Below are the records; return exactly the lines from the one with "What's the underlying" through the final line, both included, minus any pictures.

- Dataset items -

_ _ _ _ _

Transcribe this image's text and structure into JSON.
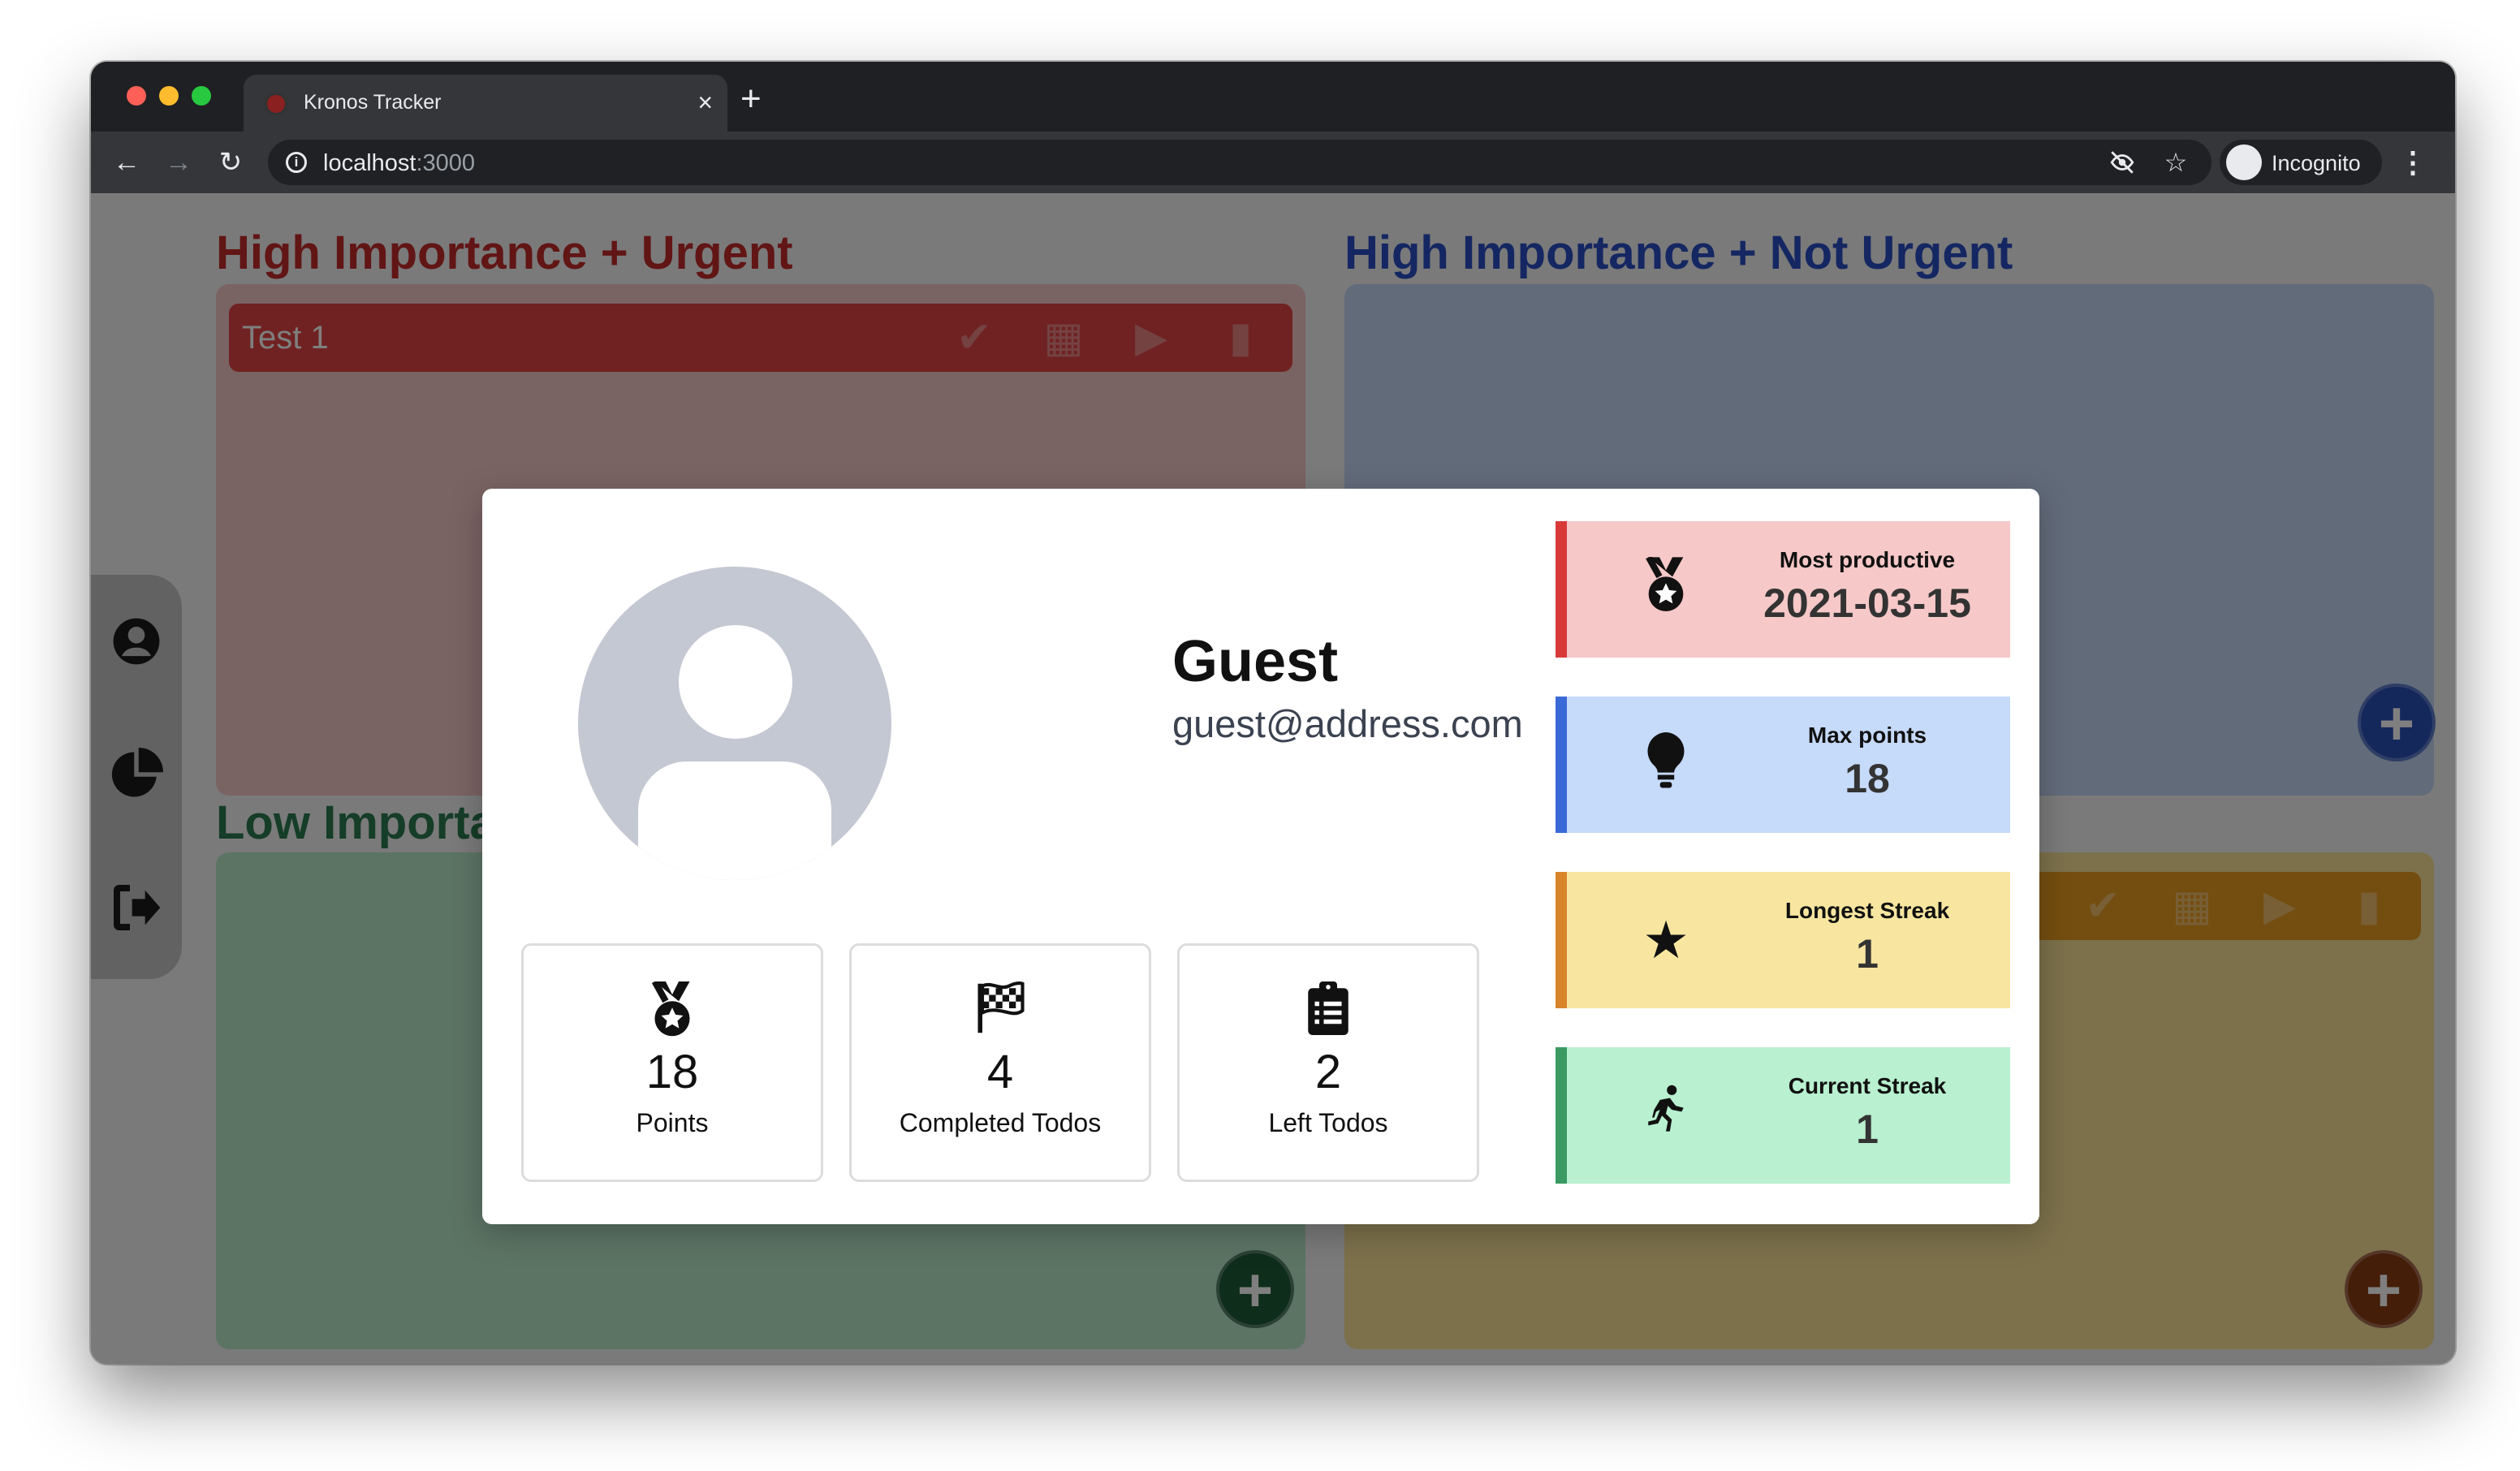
{
  "browser": {
    "tab_title": "Kronos Tracker",
    "tab_close": "×",
    "new_tab": "+",
    "url_host": "localhost",
    "url_port": ":3000",
    "profile_label": "Incognito"
  },
  "quadrants": {
    "q1_title": "High Importance + Urgent",
    "q2_title": "High Importance + Not Urgent",
    "q3_title": "Low Importa",
    "q1_todo": "Test 1"
  },
  "profile": {
    "name": "Guest",
    "email": "guest@address.com"
  },
  "stats": [
    {
      "icon": "medal-icon",
      "value": "18",
      "label": "Points"
    },
    {
      "icon": "checkered-flag-icon",
      "value": "4",
      "label": "Completed Todos"
    },
    {
      "icon": "clipboard-list-icon",
      "value": "2",
      "label": "Left Todos"
    }
  ],
  "records": [
    {
      "icon": "medal-icon",
      "label": "Most productive",
      "value": "2021-03-15",
      "color": "#d83a3a"
    },
    {
      "icon": "lightbulb-icon",
      "label": "Max points",
      "value": "18",
      "color": "#3a6ad8"
    },
    {
      "icon": "star-icon",
      "label": "Longest Streak",
      "value": "1",
      "color": "#d8852a"
    },
    {
      "icon": "running-icon",
      "label": "Current Streak",
      "value": "1",
      "color": "#3a9a62"
    }
  ]
}
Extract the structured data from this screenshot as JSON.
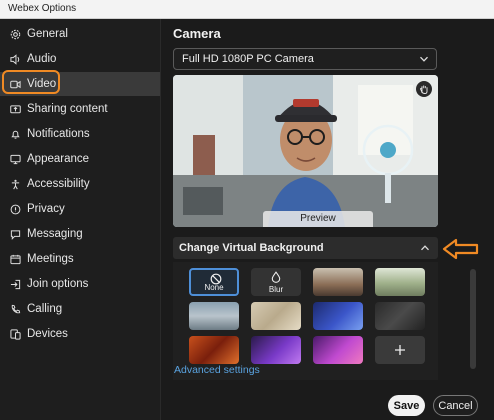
{
  "window": {
    "title": "Webex Options"
  },
  "sidebar": {
    "items": [
      {
        "label": "General",
        "icon": "gear-icon"
      },
      {
        "label": "Audio",
        "icon": "speaker-icon"
      },
      {
        "label": "Video",
        "icon": "video-icon",
        "active": true
      },
      {
        "label": "Sharing content",
        "icon": "share-icon"
      },
      {
        "label": "Notifications",
        "icon": "bell-icon"
      },
      {
        "label": "Appearance",
        "icon": "palette-icon"
      },
      {
        "label": "Accessibility",
        "icon": "accessibility-icon"
      },
      {
        "label": "Privacy",
        "icon": "privacy-icon"
      },
      {
        "label": "Messaging",
        "icon": "chat-icon"
      },
      {
        "label": "Meetings",
        "icon": "meetings-icon"
      },
      {
        "label": "Join options",
        "icon": "join-icon"
      },
      {
        "label": "Calling",
        "icon": "phone-icon"
      },
      {
        "label": "Devices",
        "icon": "devices-icon"
      }
    ]
  },
  "main": {
    "section_title": "Camera",
    "camera_select": {
      "value": "Full HD 1080P PC Camera"
    },
    "preview": {
      "label": "Preview"
    },
    "virtual_background": {
      "title": "Change Virtual Background",
      "tiles": [
        {
          "label": "None",
          "selected": true
        },
        {
          "label": "Blur"
        }
      ]
    },
    "advanced_link": "Advanced settings",
    "buttons": {
      "save": "Save",
      "cancel": "Cancel"
    }
  },
  "colors": {
    "accent_blue": "#5aa3e0",
    "highlight_orange": "#f08a24",
    "selected_border": "#4e8fd8"
  }
}
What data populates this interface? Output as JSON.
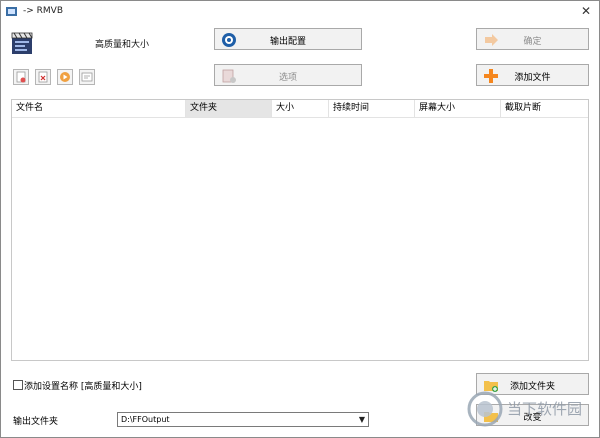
{
  "window": {
    "title": "-> RMVB",
    "close_glyph": "✕"
  },
  "profile": {
    "label": "高质量和大小",
    "icon": "clapperboard-icon"
  },
  "buttons": {
    "output_config": "输出配置",
    "ok": "确定",
    "options": "选项",
    "add_file": "添加文件",
    "add_folder": "添加文件夹",
    "change": "改变"
  },
  "tools": [
    "remove-file-icon",
    "clear-list-icon",
    "play-icon",
    "media-info-icon"
  ],
  "table": {
    "columns": [
      "文件名",
      "文件夹",
      "大小",
      "持续时间",
      "屏幕大小",
      "截取片断"
    ],
    "selected_column": 1,
    "rows": []
  },
  "settings_name": {
    "label": "添加设置名称 [高质量和大小]",
    "checked": false
  },
  "output_folder": {
    "label": "输出文件夹",
    "value": "D:\\FFOutput"
  },
  "watermark": {
    "text": "当下软件园"
  },
  "colors": {
    "accent_orange": "#f5871f",
    "disabled_text": "#8c8c8c",
    "border": "#a9a9a9"
  }
}
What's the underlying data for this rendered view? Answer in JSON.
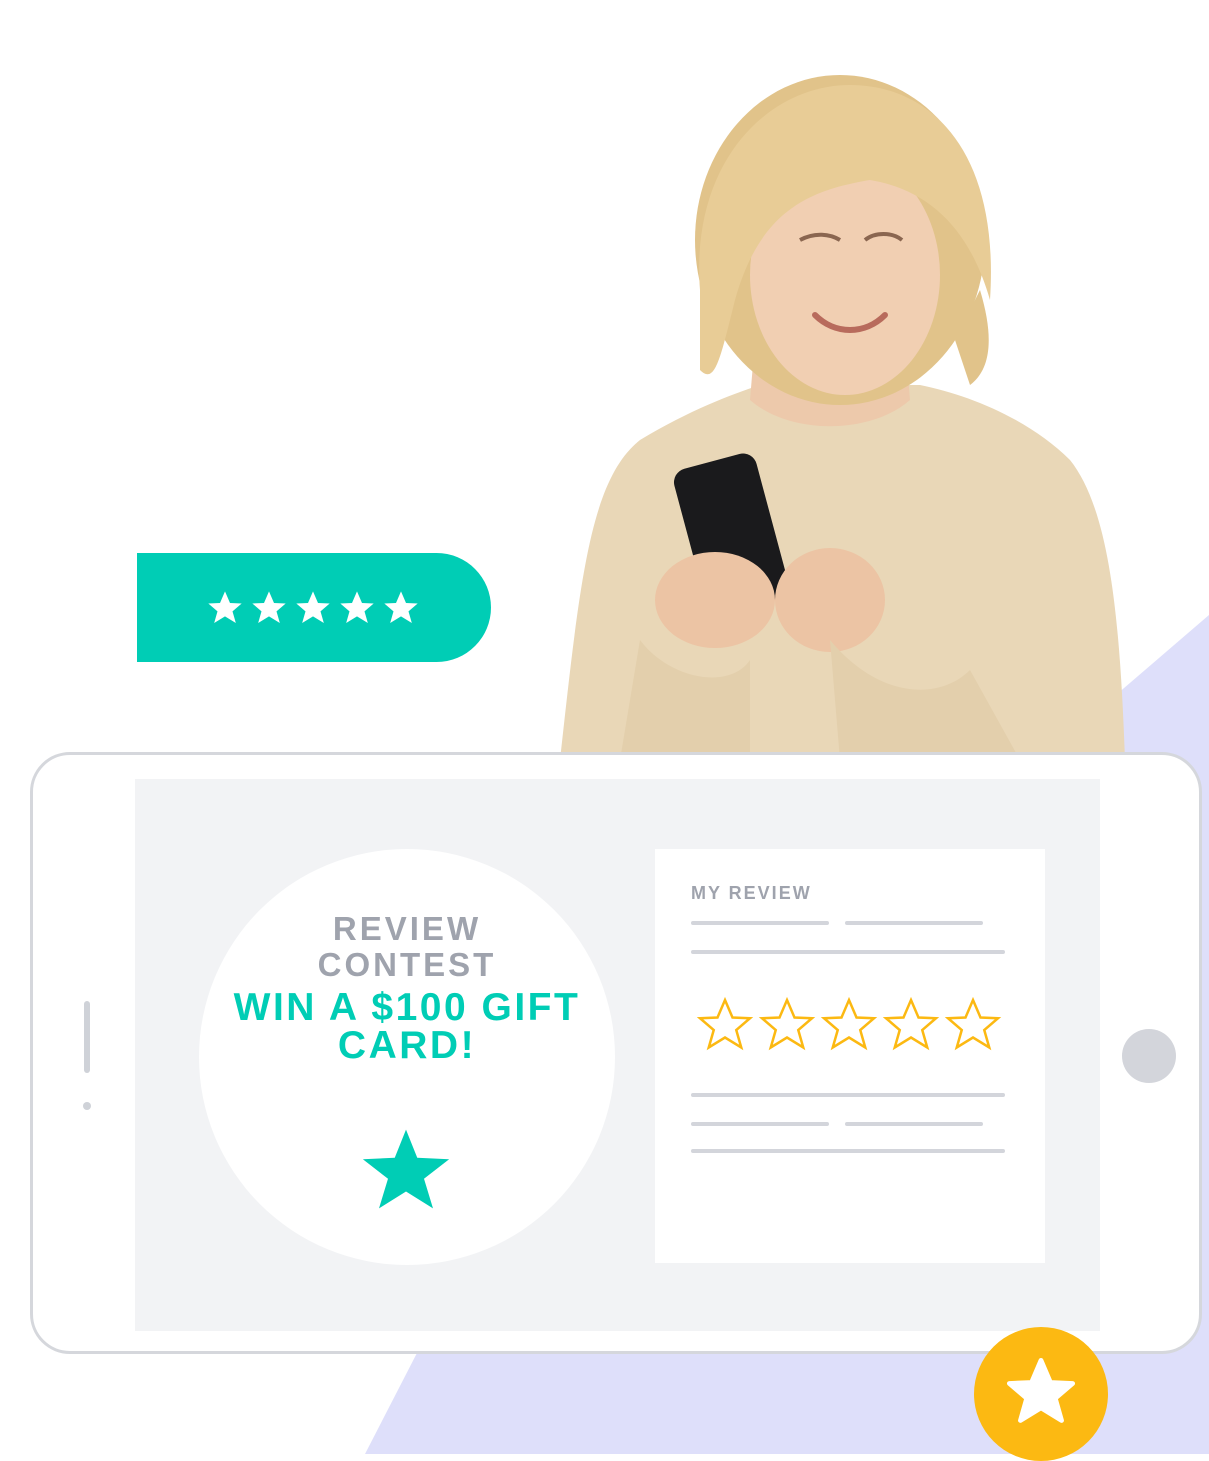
{
  "rating_pill": {
    "rating": 5,
    "icon": "star-icon",
    "color": "#00cdb5"
  },
  "contest": {
    "title": "REVIEW CONTEST",
    "prize": "WIN A $100 GIFT CARD!",
    "icon": "star-icon",
    "accent_color": "#00cdb5"
  },
  "review_card": {
    "heading": "MY REVIEW",
    "star_rating_outline_count": 5,
    "star_color": "#fcb912"
  },
  "badge": {
    "icon": "star-icon",
    "color": "#fcb912"
  },
  "colors": {
    "background_shape": "#dedffa",
    "phone_border": "#d5d7dc",
    "screen": "#f2f3f5"
  }
}
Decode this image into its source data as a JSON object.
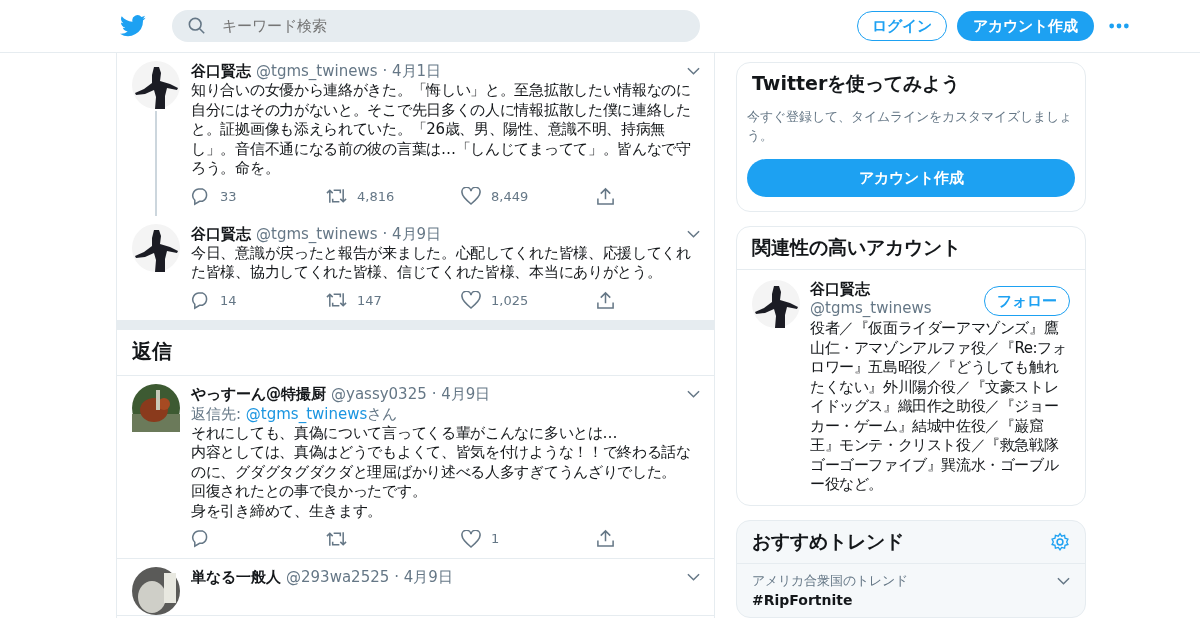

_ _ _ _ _

- RESPONSE TO THE TASK -
What's the underlying data for this rendered view? Answer in JSON.
{
  "rating_pill": {
    "rating": 5,
    "icon": "star-icon",
    "color": "#00cdb5"
  },
  "contest": {
    "title": "REVIEW CONTEST",
    "prize": "WIN A $100 GIFT CARD!",
    "icon": "star-icon",
    "accent_color": "#00cdb5"
  },
  "review_card": {
    "heading": "MY REVIEW",
    "star_rating_outline_count": 5,
    "star_color": "#fcb912"
  },
  "badge": {
    "icon": "star-icon",
    "color": "#fcb912"
  },
  "colors": {
    "background_shape": "#dedffa",
    "phone_border": "#d5d7dc",
    "screen": "#f2f3f5"
  }
}
Decode this image into its source data as a JSON object.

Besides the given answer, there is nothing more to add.